Summer 2022, Volume 43, No. 2
Our annual contest issue! Check out the winners of our 2021 writing contests, as well as new work from Kat Cameron, Rocco de Giacomo, Richard-Yves Sitoski & more!
Cover image by Tetro Design Incorporated
Rocco de Giacomo
Sarah Yi Mei Tsiang
Ian Clay Sewall
The Woman from the Bottom of the Lake by Halle Gulbrandsen
Don’t forget the camera, Carl calls to me from the other room. We’ll want a good photo of her.
We are going to see the woman tied to the tree. She was caught in the lake last week by a fisherman. There was a two-page spread about it in the paper featuring photos of him in a grey vest with far too many pockets, colourful fishing flies hanging from his chest like Boy Scout badges, and the woman, naked and thin as paper in his arms, her skin seeming to crinkle where his hands tightly gripped her. Thought it was a sturgeon, the fisherman was quoted saying several times.
As Carl and I walk to the park, he maintains a constant two steps ahead of me, eager as ever, tongue practically lapping the wind. This has been big news for our ten-block town in the valley. Huge. All week, people have been driving across the province to witness the woman who came from the bottom of the lake with their own beady, curious eyes. Our typically quiet streets are now crowded with tourists in their sunglass tans and travellers’ hats, cameras dangling from their necks like candy necklaces, hungry for photos and proof. I can’t relate. I haven’t eaten a thing all day, my stomach curling up like dried–out orange peels. I just want this whole ordeal to be over with.
After the Funeral by Karen Enns
There were many in that small stucco house
beside a field and in the dark.
Many sitting on chairs around the rooms.
And God was there, they said, and I had seen His shape,
His hand, in the light around the lamps and polished tables,
the plates of food laid out.
I was nine. Upstairs, the window where I stood
was low enough to let the dark in, all of it,
its animal thickness, shifting, changing,
and the black leaves in the night scratched at the window
and moved in the trees over the field.
Moved over her as she rested on the current, rested
in her last resting, her thin hands folded on her chest,
the skirt close at her ankles, the black shoes tied,
her good blouse….
Let Us Be Honest with One Another: to the Child with Disability by Shane Neilson
Red crayon. Daddy credit card. Remote control.
Wavy flower. Sit mower. Snake.
Bean chair. Medicine. Poop.

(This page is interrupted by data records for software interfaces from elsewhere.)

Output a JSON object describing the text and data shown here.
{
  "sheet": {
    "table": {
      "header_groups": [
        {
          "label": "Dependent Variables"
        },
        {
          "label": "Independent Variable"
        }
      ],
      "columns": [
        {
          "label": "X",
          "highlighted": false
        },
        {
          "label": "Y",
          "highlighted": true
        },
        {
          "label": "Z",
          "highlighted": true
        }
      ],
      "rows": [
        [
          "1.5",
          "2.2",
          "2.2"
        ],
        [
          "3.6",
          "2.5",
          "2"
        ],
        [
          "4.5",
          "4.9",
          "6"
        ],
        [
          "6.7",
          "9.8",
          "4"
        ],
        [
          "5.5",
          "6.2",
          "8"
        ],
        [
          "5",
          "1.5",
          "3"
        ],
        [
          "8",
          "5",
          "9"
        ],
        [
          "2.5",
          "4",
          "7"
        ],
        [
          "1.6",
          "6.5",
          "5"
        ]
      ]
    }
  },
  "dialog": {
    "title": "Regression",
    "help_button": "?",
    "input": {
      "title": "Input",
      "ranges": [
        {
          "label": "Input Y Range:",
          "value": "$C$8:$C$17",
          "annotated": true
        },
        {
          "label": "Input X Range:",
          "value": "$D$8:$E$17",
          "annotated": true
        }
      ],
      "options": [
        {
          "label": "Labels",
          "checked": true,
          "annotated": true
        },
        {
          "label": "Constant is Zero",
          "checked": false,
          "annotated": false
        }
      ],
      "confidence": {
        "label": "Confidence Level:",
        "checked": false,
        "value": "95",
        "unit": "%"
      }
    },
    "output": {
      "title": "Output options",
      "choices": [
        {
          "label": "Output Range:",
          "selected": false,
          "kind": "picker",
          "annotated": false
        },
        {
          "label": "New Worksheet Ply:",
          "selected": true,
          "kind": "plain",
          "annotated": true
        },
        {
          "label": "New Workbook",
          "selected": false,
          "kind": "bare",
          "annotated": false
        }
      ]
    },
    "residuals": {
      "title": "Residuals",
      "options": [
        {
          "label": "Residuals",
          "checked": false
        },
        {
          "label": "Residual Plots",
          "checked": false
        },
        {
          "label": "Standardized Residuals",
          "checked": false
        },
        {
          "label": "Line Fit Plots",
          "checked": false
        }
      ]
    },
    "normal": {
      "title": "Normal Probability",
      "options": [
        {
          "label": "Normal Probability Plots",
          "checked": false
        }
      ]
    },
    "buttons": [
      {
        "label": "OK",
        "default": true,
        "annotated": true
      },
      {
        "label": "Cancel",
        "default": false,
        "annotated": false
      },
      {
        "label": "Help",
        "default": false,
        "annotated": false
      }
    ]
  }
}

Fairy tales are a standard means of instruction for children. But then there might not be anyone who is in your life to tell you such stories, meaning that your fairy tale might involve someone tucking you into bed at night, or perhaps someone who loves you, a form of privilege so rarely identified. Another strategy is required: let me tell you a fairy tale, the kind I’ve made up on the spot for all three of my children at night. From the outset, I declare that this little tale is for all those who are able to read it or to hear it. I write a fairy tale as personal dream, one in which you can save yourself. I write this tale after having suffered some as a child, but surely not the most of all; I write to you to acknowledge that you are there. In the writing that you see (or hear) before you, and in all other writing, you are not alone….